### ACTIVITY
Find the lines below that contain the word "sensitive" and count them. Only the number should be given.
DATA EXTRACT below:
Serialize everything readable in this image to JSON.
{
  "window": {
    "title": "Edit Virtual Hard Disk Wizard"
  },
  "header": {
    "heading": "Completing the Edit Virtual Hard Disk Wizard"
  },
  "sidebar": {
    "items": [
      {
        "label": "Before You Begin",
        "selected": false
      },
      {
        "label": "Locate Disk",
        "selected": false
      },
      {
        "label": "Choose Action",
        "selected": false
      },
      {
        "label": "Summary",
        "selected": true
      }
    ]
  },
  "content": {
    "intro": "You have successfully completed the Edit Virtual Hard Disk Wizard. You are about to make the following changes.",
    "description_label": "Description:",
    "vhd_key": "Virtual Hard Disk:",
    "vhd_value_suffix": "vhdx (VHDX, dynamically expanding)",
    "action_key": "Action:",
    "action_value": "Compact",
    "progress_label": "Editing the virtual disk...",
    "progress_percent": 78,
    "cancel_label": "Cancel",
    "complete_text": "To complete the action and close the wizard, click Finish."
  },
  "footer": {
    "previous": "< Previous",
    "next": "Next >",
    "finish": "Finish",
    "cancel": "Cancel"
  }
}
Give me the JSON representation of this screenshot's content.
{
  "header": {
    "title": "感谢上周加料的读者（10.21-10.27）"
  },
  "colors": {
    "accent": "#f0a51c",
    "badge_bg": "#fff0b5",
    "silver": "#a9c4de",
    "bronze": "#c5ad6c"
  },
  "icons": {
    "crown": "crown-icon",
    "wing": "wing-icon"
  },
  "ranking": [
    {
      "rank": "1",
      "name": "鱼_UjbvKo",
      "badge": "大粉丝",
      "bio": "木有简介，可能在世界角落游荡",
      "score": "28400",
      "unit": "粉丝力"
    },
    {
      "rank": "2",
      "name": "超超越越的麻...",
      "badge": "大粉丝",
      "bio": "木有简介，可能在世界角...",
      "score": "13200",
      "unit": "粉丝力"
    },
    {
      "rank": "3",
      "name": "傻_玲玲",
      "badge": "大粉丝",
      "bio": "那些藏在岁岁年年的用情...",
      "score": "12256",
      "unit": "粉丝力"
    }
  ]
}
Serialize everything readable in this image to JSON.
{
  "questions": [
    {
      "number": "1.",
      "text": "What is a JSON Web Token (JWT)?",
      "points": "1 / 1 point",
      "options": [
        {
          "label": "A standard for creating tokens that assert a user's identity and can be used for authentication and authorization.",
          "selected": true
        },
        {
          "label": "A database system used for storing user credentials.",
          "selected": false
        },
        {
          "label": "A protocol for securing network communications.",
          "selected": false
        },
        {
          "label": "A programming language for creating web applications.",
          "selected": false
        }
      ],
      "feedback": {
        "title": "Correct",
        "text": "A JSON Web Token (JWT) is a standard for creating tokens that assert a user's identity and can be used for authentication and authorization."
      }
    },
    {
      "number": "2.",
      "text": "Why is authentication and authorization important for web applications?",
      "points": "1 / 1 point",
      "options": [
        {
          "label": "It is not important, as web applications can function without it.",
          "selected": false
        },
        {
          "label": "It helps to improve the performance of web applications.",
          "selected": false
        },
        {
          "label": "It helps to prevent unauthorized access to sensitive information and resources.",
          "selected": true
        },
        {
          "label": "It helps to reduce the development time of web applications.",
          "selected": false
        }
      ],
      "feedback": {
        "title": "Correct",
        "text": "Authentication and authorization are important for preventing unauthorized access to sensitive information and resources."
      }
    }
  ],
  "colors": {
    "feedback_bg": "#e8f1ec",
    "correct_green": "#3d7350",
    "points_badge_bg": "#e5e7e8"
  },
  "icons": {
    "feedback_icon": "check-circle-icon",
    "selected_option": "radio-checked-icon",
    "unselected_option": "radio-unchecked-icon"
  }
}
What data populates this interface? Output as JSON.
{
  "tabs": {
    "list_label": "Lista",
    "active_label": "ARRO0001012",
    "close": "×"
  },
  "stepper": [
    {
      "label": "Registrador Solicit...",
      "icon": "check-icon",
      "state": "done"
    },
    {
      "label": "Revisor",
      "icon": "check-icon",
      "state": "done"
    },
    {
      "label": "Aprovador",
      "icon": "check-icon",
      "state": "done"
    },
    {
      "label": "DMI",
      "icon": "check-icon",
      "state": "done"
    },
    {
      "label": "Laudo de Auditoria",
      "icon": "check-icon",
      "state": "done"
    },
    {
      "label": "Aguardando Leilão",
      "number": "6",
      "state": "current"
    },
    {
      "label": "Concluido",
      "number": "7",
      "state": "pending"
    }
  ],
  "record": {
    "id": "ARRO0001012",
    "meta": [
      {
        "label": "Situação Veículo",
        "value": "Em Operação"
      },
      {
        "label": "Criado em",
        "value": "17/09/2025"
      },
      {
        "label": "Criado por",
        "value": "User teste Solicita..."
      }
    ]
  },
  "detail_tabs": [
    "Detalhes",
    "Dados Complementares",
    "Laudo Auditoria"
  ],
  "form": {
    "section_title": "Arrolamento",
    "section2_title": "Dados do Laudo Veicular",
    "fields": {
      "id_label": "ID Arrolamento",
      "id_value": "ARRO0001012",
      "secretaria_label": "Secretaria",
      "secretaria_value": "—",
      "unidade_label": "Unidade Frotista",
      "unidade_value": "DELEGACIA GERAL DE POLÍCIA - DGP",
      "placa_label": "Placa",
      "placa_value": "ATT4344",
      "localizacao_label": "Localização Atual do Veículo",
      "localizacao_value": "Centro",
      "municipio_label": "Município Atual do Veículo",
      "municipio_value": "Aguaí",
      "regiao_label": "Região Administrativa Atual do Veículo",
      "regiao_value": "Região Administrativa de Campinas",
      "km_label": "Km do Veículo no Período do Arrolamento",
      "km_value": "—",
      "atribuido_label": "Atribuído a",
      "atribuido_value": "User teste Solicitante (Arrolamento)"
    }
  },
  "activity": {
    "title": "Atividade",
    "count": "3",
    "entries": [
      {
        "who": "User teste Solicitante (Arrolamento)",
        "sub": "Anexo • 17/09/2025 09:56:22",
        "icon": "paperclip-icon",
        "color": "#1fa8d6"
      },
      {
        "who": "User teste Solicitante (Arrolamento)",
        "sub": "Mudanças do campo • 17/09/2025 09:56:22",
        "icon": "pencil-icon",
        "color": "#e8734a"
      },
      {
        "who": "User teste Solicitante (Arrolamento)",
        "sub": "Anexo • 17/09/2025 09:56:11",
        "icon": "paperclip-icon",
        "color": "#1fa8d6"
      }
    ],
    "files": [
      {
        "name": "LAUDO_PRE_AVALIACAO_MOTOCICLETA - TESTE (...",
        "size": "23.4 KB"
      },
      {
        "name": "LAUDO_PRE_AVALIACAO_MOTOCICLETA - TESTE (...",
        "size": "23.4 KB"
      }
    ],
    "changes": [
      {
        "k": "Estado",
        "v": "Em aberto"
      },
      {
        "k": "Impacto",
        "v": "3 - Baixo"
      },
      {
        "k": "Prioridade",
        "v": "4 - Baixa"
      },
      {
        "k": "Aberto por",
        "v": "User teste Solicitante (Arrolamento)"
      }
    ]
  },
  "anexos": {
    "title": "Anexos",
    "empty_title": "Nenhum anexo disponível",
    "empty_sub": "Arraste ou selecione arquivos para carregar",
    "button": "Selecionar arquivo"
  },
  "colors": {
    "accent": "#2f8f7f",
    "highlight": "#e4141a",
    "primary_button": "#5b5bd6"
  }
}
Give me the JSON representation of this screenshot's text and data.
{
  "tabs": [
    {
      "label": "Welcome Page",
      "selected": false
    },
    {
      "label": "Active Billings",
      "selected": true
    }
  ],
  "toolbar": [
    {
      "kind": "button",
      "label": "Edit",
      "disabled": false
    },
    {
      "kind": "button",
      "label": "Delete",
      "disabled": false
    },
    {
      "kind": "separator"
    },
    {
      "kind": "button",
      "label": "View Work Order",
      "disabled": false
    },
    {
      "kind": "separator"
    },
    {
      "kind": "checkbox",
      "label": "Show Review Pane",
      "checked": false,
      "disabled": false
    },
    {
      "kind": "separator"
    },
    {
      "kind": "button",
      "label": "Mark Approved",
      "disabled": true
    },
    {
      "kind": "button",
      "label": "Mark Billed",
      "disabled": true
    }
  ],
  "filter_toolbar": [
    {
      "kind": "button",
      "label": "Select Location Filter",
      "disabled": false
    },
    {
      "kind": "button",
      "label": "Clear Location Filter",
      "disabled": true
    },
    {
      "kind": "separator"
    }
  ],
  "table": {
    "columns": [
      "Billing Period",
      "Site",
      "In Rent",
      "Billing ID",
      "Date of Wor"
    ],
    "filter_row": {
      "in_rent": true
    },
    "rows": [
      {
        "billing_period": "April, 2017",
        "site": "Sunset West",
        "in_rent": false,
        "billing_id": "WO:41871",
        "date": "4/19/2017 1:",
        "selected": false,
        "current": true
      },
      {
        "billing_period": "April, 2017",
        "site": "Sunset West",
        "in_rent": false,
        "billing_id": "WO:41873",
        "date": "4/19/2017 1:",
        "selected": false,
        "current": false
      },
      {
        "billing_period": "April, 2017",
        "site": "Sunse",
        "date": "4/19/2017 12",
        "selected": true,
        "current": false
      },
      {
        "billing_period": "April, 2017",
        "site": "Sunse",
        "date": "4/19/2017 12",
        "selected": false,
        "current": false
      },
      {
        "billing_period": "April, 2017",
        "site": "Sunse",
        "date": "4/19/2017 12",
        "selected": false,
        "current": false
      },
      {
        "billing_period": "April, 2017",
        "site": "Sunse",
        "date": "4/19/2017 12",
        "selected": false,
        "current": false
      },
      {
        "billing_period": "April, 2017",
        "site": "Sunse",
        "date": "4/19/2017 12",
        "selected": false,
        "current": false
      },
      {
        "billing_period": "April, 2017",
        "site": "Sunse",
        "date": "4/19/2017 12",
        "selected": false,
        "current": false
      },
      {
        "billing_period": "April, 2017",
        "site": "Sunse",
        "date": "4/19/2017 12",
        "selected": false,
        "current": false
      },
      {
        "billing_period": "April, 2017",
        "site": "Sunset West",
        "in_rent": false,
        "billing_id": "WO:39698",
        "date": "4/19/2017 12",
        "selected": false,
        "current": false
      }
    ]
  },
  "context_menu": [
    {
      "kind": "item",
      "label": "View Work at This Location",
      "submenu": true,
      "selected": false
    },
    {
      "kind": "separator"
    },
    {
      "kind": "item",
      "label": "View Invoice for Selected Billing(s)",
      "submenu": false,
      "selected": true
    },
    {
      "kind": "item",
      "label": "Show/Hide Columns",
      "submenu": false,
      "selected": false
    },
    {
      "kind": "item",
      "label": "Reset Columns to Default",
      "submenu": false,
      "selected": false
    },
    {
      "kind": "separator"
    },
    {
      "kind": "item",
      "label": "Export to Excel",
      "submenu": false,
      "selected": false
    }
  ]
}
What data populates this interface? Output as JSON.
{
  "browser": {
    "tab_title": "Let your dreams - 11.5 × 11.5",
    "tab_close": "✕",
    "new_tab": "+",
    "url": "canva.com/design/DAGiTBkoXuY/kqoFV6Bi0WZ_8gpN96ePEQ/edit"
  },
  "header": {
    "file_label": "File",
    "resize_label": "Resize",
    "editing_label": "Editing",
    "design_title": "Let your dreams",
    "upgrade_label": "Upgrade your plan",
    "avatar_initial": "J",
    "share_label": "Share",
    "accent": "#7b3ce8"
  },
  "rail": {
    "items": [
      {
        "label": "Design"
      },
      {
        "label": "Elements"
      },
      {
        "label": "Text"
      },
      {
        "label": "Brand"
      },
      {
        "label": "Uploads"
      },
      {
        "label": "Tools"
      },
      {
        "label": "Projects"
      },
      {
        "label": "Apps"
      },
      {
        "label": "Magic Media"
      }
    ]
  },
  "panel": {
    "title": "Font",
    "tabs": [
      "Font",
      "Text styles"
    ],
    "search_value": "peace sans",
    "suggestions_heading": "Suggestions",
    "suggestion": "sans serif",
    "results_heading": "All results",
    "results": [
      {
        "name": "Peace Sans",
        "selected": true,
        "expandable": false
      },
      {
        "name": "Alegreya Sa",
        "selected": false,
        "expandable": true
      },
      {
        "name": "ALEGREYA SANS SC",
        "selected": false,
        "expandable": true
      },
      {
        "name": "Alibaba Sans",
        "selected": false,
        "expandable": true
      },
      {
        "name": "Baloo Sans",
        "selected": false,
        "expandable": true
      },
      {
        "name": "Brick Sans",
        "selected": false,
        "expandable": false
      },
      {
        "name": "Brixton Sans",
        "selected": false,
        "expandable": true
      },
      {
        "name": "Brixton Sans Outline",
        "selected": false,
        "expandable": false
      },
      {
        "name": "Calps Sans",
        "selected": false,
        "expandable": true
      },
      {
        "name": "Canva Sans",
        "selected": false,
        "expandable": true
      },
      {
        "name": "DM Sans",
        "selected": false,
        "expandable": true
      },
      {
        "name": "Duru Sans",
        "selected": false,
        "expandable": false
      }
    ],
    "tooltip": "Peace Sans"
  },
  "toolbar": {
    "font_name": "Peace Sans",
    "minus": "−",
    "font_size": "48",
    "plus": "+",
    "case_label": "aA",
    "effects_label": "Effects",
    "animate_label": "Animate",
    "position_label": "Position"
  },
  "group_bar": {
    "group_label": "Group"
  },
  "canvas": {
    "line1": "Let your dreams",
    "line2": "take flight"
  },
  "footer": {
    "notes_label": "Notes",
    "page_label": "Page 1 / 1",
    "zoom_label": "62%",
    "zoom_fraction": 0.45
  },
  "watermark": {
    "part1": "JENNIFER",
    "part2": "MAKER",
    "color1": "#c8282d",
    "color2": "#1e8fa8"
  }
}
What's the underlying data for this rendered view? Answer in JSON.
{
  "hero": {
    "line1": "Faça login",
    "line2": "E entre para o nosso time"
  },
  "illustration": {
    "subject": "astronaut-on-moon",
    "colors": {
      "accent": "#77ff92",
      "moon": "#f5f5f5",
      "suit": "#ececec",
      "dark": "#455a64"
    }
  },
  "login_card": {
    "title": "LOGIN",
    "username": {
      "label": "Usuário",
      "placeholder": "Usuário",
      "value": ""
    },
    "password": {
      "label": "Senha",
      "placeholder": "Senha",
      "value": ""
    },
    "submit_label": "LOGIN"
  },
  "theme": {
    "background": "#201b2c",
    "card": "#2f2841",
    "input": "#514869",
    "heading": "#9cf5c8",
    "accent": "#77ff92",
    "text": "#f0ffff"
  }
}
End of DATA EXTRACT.
### RESULT OF THE TASK
2